Standardized assessments, observational measures, and parent/caregiver reports can all provide valuable information on an individual's progress and help ensure that they are receiving appropriate and effective therapies tailored to their unique needs.
What are the most common types of autism interventions?
The most common types of autism interventions include Applied Behavior Analysis (ABA), Speech Therapy, Occupational Therapy, and Social Skills Training.
How do I know which intervention is right for my child?
The best way to determine which intervention is right for your child is to work with a qualified healthcare professional who specializes in autism interventions. They can evaluate your child's unique needs and strengths and develop a personalized treatment plan that addresses their specific needs.
Are there any risks associated with autism interventions?
While many autism interventions have shown promise in improving outcomes for individuals with ASD, there are also potential risks and limitations that need to be considered. For example, some behavior-based therapies use punishment-based techniques that can lead to negative side effects such as increased anxiety or aggression.
Can siblings or other family members participate in therapy sessions?

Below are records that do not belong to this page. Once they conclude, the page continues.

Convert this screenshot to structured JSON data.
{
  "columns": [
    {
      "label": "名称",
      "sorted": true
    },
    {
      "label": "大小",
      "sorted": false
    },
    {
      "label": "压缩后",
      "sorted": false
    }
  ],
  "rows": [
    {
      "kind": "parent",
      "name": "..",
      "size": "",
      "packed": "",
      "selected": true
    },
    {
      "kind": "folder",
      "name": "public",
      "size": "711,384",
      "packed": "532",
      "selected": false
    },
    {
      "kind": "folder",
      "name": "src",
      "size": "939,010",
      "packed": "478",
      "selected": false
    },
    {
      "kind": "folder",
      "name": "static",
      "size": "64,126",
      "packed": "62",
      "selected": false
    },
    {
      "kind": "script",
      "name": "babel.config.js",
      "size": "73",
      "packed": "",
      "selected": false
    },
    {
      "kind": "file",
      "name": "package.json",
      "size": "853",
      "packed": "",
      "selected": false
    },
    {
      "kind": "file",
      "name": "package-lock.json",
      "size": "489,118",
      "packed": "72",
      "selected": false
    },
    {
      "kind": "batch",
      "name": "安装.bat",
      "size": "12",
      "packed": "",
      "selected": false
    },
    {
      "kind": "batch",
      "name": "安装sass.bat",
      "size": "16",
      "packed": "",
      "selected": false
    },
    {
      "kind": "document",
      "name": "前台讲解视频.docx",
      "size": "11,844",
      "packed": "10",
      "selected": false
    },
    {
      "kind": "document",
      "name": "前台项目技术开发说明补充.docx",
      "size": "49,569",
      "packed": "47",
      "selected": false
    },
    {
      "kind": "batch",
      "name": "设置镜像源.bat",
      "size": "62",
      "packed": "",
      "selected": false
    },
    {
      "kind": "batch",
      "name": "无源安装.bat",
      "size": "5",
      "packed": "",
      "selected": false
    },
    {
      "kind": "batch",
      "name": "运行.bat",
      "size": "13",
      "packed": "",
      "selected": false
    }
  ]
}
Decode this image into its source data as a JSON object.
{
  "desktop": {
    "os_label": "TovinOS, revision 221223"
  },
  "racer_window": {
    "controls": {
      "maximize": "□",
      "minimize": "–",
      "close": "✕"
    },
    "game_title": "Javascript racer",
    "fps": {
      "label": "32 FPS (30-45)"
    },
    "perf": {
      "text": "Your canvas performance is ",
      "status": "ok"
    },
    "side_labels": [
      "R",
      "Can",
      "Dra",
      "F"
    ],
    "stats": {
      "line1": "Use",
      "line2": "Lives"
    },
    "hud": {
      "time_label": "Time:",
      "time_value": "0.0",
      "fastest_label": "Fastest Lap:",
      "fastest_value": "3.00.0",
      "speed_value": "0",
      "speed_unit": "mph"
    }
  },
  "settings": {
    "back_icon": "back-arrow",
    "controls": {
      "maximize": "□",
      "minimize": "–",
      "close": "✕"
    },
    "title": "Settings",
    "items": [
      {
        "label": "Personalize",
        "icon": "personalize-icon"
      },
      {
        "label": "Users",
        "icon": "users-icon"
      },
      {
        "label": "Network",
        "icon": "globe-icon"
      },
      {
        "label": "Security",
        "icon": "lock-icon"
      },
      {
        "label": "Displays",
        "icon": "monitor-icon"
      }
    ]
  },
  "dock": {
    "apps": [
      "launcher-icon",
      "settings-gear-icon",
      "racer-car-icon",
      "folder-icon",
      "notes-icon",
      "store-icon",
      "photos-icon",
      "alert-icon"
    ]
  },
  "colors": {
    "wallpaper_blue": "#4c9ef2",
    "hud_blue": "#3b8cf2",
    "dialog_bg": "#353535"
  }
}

Yes, siblings or other family members can often participate in therapy sessions to provide support and reinforcement of skills learned during therapy. Family involvement has been shown to enhance the effectiveness of interventions and lead to better outcomes for individuals with ASD.
Are there any alternative treatments for individuals with ASD?
While there are no known cures for ASD, some alternative treatments such as dietary changes or supplements have been suggested as possible interventions.
However, it is important to note that these treatments have not been scientifically proven to be effective and may even be harmful in some cases. It is crucial to work with a qualified healthcare professional before trying any alternative treatments.
Autism interventions can be incredibly helpful in improving the lives of individuals with ASD. By using the right therapy at the right time, individuals with ASD can improve their communication, social interaction, behavior, and daily living skills.
However, it is essential to work with a qualified therapist or healthcare professional to determine the right intervention for each individual. With the right support, individuals with ASD can lead happy, healthy, and fulfilling lives.